CHICAGO – Brian Ellison, executive director of the Covenant Network of Presbyterians, preached March 17 from a mighty pulpit: to the national gathering of NEXT Church 2015, on the very day when it’s expected that the presbyteries of the Presbyterian Church (U.S.A.) may approve an amendment to change the definition of Christian marriage in the denomination’s constitution to involving “two people, traditionally a man and a woman.”
Ellison used that opportunity to preach from the fourth chapter of Ephesians on unity and speaking the truth in love. When the amendment passes, “the church will be forever changed,” he said. “Someone will put it on Facebook, someone will Tweet it out – that will be me, actually – and the church will be forever changed. In that moment, some, many, will say that the church has turned around, broken new ground, gone down a profoundly different path. And they’ll be saying that with joy or anger,” as same-sex marriage and the ordination of gays and lesbians have been issues that have rocked and roiled the PC(USA) for years.
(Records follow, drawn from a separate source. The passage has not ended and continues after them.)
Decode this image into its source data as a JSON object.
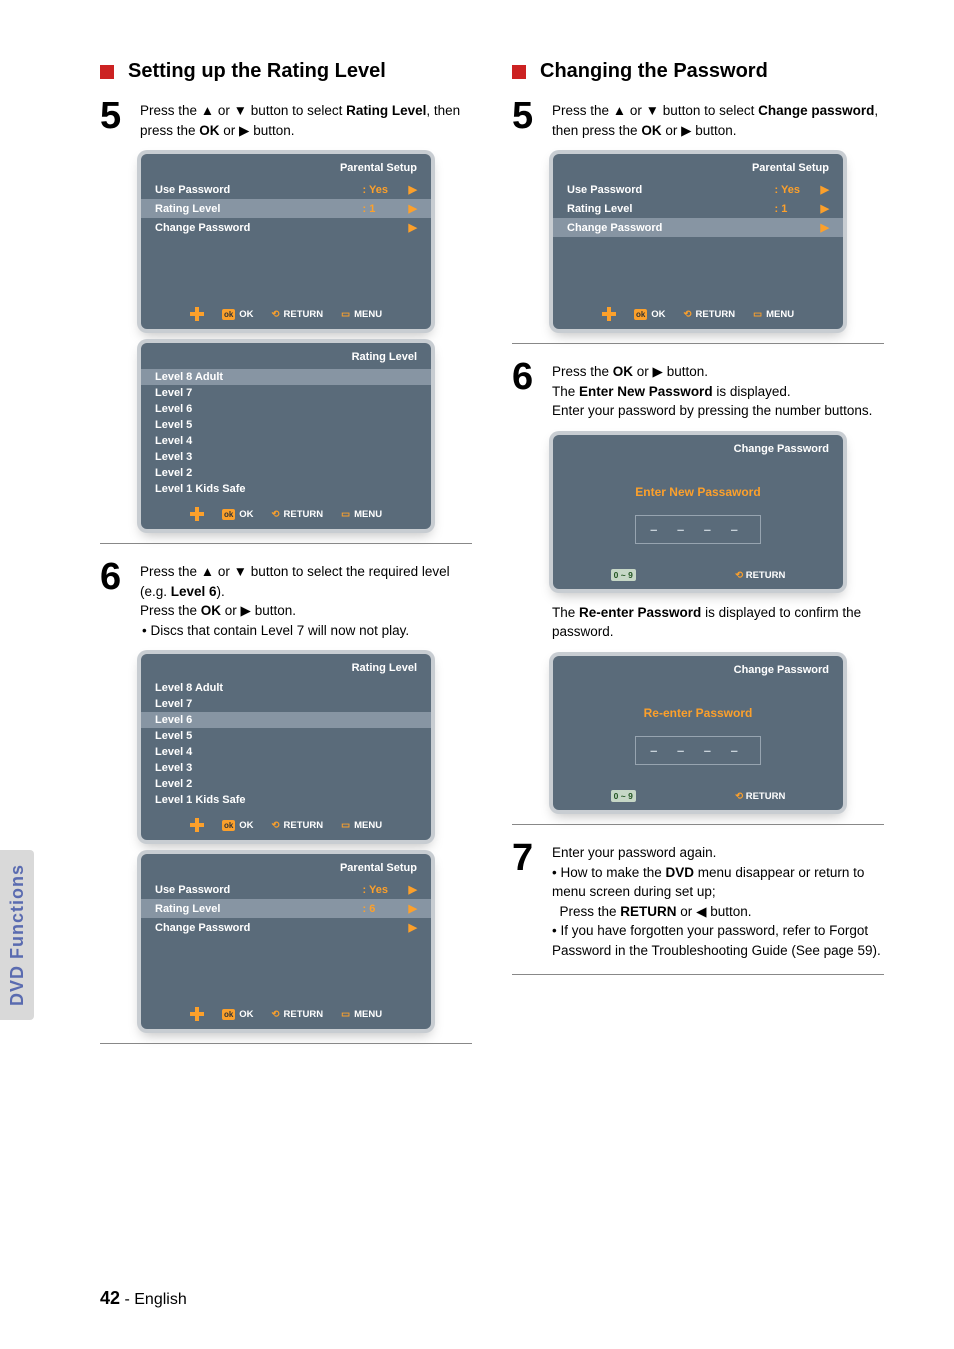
{
  "sideTab": "DVD Functions",
  "left": {
    "sectionTitle": "Setting up the Rating  Level",
    "step5": {
      "num": "5",
      "pre": "Press the ",
      "glyph1": "▲",
      "mid1": " or ",
      "glyph2": "▼",
      "mid2": " button to select ",
      "bold1": "Rating Level",
      "mid3": ", then press the ",
      "bold2": "OK",
      "mid4": " or ",
      "glyph3": "▶",
      "end": " button."
    },
    "panel1": {
      "title": "Parental Setup",
      "rows": [
        {
          "label": "Use Password",
          "value": ": Yes",
          "arrow": "▶"
        },
        {
          "label": "Rating Level",
          "value": ": 1",
          "arrow": "▶",
          "hl": true
        },
        {
          "label": "Change Password",
          "value": "",
          "arrow": "▶"
        }
      ]
    },
    "panel2": {
      "title": "Rating Level",
      "items": [
        "Level 8 Adult",
        "Level 7",
        "Level 6",
        "Level 5",
        "Level 4",
        "Level 3",
        "Level 2",
        "Level 1 Kids Safe"
      ],
      "hlIndex": 0
    },
    "step6": {
      "num": "6",
      "pre": "Press the ",
      "glyph1": "▲",
      "mid1": " or ",
      "glyph2": "▼",
      "mid2": " button to select the required level (e.g. ",
      "bold1": "Level 6",
      "mid3": ").",
      "line2a": "Press the ",
      "line2b": "OK",
      "line2c": " or ",
      "line2g": "▶",
      "line2d": " button.",
      "bullet": "• Discs that contain Level 7 will now not play."
    },
    "panel3": {
      "title": "Rating Level",
      "items": [
        "Level 8 Adult",
        "Level 7",
        "Level 6",
        "Level 5",
        "Level 4",
        "Level 3",
        "Level 2",
        "Level 1 Kids Safe"
      ],
      "hlIndex": 2
    },
    "panel4": {
      "title": "Parental Setup",
      "rows": [
        {
          "label": "Use Password",
          "value": ": Yes",
          "arrow": "▶"
        },
        {
          "label": "Rating Level",
          "value": ": 6",
          "arrow": "▶",
          "hl": true
        },
        {
          "label": "Change Password",
          "value": "",
          "arrow": "▶"
        }
      ]
    }
  },
  "right": {
    "sectionTitle": "Changing the Password",
    "step5": {
      "num": "5",
      "pre": "Press the ",
      "glyph1": "▲",
      "mid1": " or ",
      "glyph2": "▼",
      "mid2": " button to select ",
      "bold1": "Change password",
      "mid3": ", then press the ",
      "bold2": "OK",
      "mid4": " or ",
      "glyph3": "▶",
      "end": " button."
    },
    "panel1": {
      "title": "Parental Setup",
      "rows": [
        {
          "label": "Use Password",
          "value": ": Yes",
          "arrow": "▶"
        },
        {
          "label": "Rating Level",
          "value": ": 1",
          "arrow": "▶"
        },
        {
          "label": "Change Password",
          "value": "",
          "arrow": "▶",
          "hl": true
        }
      ]
    },
    "step6": {
      "num": "6",
      "l1a": "Press the ",
      "l1b": "OK",
      "l1c": " or ",
      "l1g": "▶",
      "l1d": " button.",
      "l2a": "The ",
      "l2b": "Enter New Password",
      "l2c": " is displayed.",
      "l3": "Enter your password by pressing the number buttons."
    },
    "panel2": {
      "title": "Change Password",
      "centerTitle": "Enter New Passaword",
      "dashes": "–  –  –  –",
      "keyRange": "0 ~ 9",
      "return": "RETURN"
    },
    "between": {
      "a": "The ",
      "b": "Re-enter Password",
      "c": " is displayed to confirm the password."
    },
    "panel3": {
      "title": "Change Password",
      "centerTitle": "Re-enter Password",
      "dashes": "–  –  –  –",
      "keyRange": "0 ~ 9",
      "return": "RETURN"
    },
    "step7": {
      "num": "7",
      "l1": "Enter your password again.",
      "b1a": "• How to make the ",
      "b1bold": "DVD",
      "b1b": " menu disappear or return to menu screen during set up;",
      "b2a": "Press the ",
      "b2bold": "RETURN",
      "b2b": " or ",
      "b2g": "◀",
      "b2c": " button.",
      "b3": "• If you have forgotten your password, refer to Forgot Password in the Troubleshooting Guide (See page 59)."
    }
  },
  "foot": {
    "ok": "OK",
    "return": "RETURN",
    "menu": "MENU",
    "okIcon": "ok"
  },
  "footer": {
    "page": "42",
    "dash": " - ",
    "lang": "English"
  }
}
If the amendment passes, change won’t end for the PC(USA), Ellison said. Ephesians speaks of unity – and the words “one body and one Spirit,” the call of “one Lord, one faith, one baptism, one God and Father of all” are words that Presbyterians trot out “whenever there’s church conflict to tame about sex or money or power or anything else,” he said.
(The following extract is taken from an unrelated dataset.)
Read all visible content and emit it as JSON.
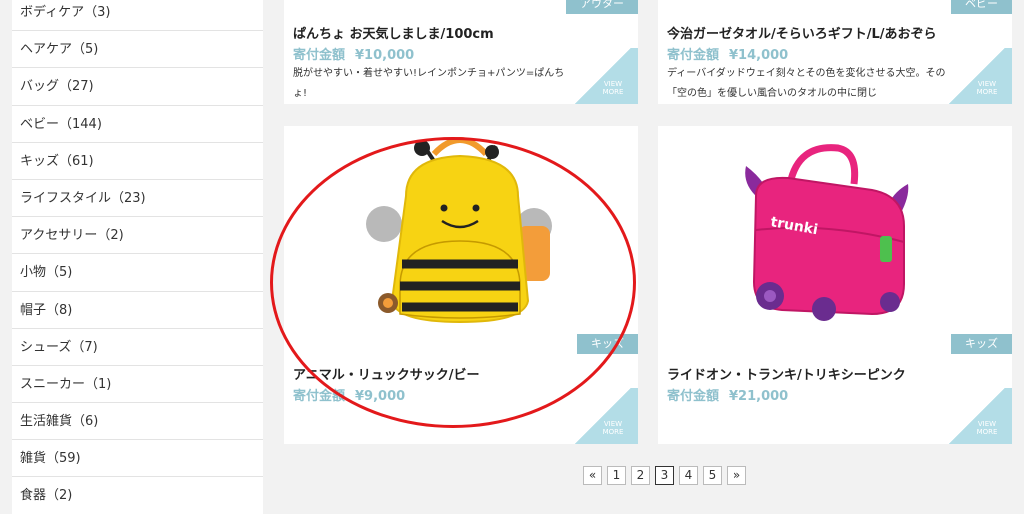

The passage also speaks of “speaking the truth in love,” and as the PC(USA) moves forward after the presbyteries vote on same-sex marriage, then “speaking the truth in love – this is the change on which the church depends,” Ellison said. “Our growing up by speaking the truth in love.”
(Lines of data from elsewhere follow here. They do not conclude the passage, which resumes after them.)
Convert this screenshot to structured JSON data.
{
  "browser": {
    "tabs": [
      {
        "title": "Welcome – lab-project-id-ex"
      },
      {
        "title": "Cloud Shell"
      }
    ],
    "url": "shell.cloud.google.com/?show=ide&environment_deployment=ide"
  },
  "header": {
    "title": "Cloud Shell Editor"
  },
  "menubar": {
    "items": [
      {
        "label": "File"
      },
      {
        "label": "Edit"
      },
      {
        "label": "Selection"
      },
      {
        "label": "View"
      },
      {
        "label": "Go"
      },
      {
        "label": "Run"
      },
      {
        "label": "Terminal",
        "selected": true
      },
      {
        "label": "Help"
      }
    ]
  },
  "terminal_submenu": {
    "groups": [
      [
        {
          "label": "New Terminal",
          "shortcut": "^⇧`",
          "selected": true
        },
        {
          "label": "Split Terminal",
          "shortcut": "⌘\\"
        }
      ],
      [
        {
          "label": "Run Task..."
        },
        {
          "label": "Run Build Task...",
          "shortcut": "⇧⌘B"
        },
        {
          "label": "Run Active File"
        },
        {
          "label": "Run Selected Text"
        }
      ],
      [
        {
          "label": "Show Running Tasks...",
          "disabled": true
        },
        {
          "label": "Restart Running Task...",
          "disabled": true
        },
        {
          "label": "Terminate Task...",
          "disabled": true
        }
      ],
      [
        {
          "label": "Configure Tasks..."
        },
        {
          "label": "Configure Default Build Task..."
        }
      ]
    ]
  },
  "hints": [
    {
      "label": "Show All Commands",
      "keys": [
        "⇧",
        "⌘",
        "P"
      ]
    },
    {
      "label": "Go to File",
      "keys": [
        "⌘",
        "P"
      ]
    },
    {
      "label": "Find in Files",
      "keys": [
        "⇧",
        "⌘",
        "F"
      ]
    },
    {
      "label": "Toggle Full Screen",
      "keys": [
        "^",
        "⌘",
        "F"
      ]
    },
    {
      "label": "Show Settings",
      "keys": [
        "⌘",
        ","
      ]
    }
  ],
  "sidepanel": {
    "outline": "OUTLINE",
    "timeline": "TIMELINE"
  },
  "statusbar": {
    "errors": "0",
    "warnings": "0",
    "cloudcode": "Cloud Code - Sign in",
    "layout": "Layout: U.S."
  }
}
The way towards a church that is together and whole is for Presbyterians “to say what is true and honest,” even when the issues are difficult, and to do so with real compassion.
“Telling the truth in love means naming out loud where there is poverty or brokenness,” Ellison said. It means naming inequality, and those who profit from it. Naming how gays, lesbians, bisexuals and transgendered people “still do not stand on equal footing in many of our churches and presbyteries today.” Naming the role churches play “in perpetuating old patterns of racism.”
Ephesians speaks of unity, but “there is no unity in silence,” Ellison said. “There is no reconciliation in avoidance.”
Another reality: “We don’t agree on the facts.”
Over the past year, Ellison has visited a half-dozen presbyteries or so with Paul Detterman, who is national director of The Fellowship Community and an evangelical Presbyterian who wants to keep the current language in the PC(USA)’s constitution – defining Christian marriage as being between “a man and a woman.”
On those trips, “we’ve listened to each other, critiqued each other, gently corrected each other, teased each other,” Ellison said of his friendship with Detterman. They’ve listened to each other “in actual love.”
Last November, in Donegal Presbytery – which just today voted in favor of the same-sex marriage amendment – an evangelical minister approached Ellison after the meeting and said, “This has changed me. I’m committing now to not see you as the enemy anymore . . . That was it, but that was everything.”
The church will be forever changed, Ellison said, if more Presbyterians can do that: form those authentic relationships, be honest, speak truth to one another, not from snarkiness or anger but authentic caring.
At the close of today’s worship service where Ellison preached – on a day when the PC(USA) was on the verge of taking a huge step regarding marriage equality – the more than 660 participants at the NEXT Church conference broke down the paper chains they had erected the previous day down the center aisle of Fourth Presbyterian Church in downtown Chicago, chains representing confessions of things “that hold us back and keep us from going beyond,” they heard the previous day in worship.
Tearing down that barrier symbolizes “us being set free from our walls and our fears,” Ellison said.
“This could well be an historic day in the Presbyterian church. But my hope and my prayer is that every day would be one of deep and even more lasting transformation.”